* WORK ORDER:
Copy every record exactly. Nothing may be skipped.

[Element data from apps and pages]
[Start of section]
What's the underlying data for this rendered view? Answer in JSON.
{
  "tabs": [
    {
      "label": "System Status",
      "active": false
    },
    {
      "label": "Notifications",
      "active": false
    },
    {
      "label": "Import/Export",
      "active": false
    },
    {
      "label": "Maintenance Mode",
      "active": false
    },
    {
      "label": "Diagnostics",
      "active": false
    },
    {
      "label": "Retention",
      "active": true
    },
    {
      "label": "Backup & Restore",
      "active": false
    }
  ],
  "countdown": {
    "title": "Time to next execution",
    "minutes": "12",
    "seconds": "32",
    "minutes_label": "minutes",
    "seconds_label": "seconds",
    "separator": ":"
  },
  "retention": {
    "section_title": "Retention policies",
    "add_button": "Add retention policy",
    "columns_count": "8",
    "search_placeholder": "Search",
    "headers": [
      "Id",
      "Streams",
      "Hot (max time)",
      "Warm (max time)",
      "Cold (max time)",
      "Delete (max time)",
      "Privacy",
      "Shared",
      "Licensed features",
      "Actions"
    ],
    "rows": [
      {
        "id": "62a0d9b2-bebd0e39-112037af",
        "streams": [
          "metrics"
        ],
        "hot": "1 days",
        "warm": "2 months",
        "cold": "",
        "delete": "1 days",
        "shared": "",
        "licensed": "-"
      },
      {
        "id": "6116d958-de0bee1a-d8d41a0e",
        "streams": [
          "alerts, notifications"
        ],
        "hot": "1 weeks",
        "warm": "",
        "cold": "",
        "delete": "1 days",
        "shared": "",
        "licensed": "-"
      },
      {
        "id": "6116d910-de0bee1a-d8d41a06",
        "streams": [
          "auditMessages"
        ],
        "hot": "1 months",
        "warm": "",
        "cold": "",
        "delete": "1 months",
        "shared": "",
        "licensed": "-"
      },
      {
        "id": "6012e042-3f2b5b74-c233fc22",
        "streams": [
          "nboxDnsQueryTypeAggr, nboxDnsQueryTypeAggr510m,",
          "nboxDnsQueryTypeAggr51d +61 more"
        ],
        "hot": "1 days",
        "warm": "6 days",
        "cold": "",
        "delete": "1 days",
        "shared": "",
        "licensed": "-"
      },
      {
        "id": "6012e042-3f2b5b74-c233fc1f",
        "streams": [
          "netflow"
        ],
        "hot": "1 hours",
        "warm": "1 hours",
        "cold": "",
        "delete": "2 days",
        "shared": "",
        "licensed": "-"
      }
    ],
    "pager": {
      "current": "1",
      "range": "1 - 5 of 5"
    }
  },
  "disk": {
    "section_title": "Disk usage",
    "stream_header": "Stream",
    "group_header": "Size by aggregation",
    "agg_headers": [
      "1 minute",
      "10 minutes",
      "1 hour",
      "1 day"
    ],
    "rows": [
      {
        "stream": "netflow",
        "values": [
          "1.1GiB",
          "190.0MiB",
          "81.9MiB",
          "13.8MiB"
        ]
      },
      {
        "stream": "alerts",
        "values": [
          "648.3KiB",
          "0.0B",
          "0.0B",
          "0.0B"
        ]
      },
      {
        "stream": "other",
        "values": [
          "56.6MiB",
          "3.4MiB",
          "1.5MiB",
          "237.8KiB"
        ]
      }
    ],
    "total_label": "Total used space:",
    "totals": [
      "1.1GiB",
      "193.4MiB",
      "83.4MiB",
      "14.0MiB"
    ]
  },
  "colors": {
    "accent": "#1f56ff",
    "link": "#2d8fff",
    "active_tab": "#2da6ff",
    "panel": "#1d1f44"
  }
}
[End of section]
* PROBLEM SOLUTION:
What's the underlying data for this rendered view? Answer in JSON.
{
  "tabs": [
    {
      "label": "System Status",
      "active": false
    },
    {
      "label": "Notifications",
      "active": false
    },
    {
      "label": "Import/Export",
      "active": false
    },
    {
      "label": "Maintenance Mode",
      "active": false
    },
    {
      "label": "Diagnostics",
      "active": false
    },
    {
      "label": "Retention",
      "active": true
    },
    {
      "label": "Backup & Restore",
      "active": false
    }
  ],
  "countdown": {
    "title": "Time to next execution",
    "minutes": "12",
    "seconds": "32",
    "minutes_label": "minutes",
    "seconds_label": "seconds",
    "separator": ":"
  },
  "retention": {
    "section_title": "Retention policies",
    "add_button": "Add retention policy",
    "columns_count": "8",
    "search_placeholder": "Search",
    "headers": [
      "Id",
      "Streams",
      "Hot (max time)",
      "Warm (max time)",
      "Cold (max time)",
      "Delete (max time)",
      "Privacy",
      "Shared",
      "Licensed features",
      "Actions"
    ],
    "rows": [
      {
        "id": "62a0d9b2-bebd0e39-112037af",
        "streams": [
          "metrics"
        ],
        "hot": "1 days",
        "warm": "2 months",
        "cold": "",
        "delete": "1 days",
        "shared": "",
        "licensed": "-"
      },
      {
        "id": "6116d958-de0bee1a-d8d41a0e",
        "streams": [
          "alerts, notifications"
        ],
        "hot": "1 weeks",
        "warm": "",
        "cold": "",
        "delete": "1 days",
        "shared": "",
        "licensed": "-"
      },
      {
        "id": "6116d910-de0bee1a-d8d41a06",
        "streams": [
          "auditMessages"
        ],
        "hot": "1 months",
        "warm": "",
        "cold": "",
        "delete": "1 months",
        "shared": "",
        "licensed": "-"
      },
      {
        "id": "6012e042-3f2b5b74-c233fc22",
        "streams": [
          "nboxDnsQueryTypeAggr, nboxDnsQueryTypeAggr510m,",
          "nboxDnsQueryTypeAggr51d +61 more"
        ],
        "hot": "1 days",
        "warm": "6 days",
        "cold": "",
        "delete": "1 days",
        "shared": "",
        "licensed": "-"
      },
      {
        "id": "6012e042-3f2b5b74-c233fc1f",
        "streams": [
          "netflow"
        ],
        "hot": "1 hours",
        "warm": "1 hours",
        "cold": "",
        "delete": "2 days",
        "shared": "",
        "licensed": "-"
      }
    ],
    "pager": {
      "current": "1",
      "range": "1 - 5 of 5"
    }
  },
  "disk": {
    "section_title": "Disk usage",
    "stream_header": "Stream",
    "group_header": "Size by aggregation",
    "agg_headers": [
      "1 minute",
      "10 minutes",
      "1 hour",
      "1 day"
    ],
    "rows": [
      {
        "stream": "netflow",
        "values": [
          "1.1GiB",
          "190.0MiB",
          "81.9MiB",
          "13.8MiB"
        ]
      },
      {
        "stream": "alerts",
        "values": [
          "648.3KiB",
          "0.0B",
          "0.0B",
          "0.0B"
        ]
      },
      {
        "stream": "other",
        "values": [
          "56.6MiB",
          "3.4MiB",
          "1.5MiB",
          "237.8KiB"
        ]
      }
    ],
    "total_label": "Total used space:",
    "totals": [
      "1.1GiB",
      "193.4MiB",
      "83.4MiB",
      "14.0MiB"
    ]
  },
  "colors": {
    "accent": "#1f56ff",
    "link": "#2d8fff",
    "active_tab": "#2da6ff",
    "panel": "#1d1f44"
  }
}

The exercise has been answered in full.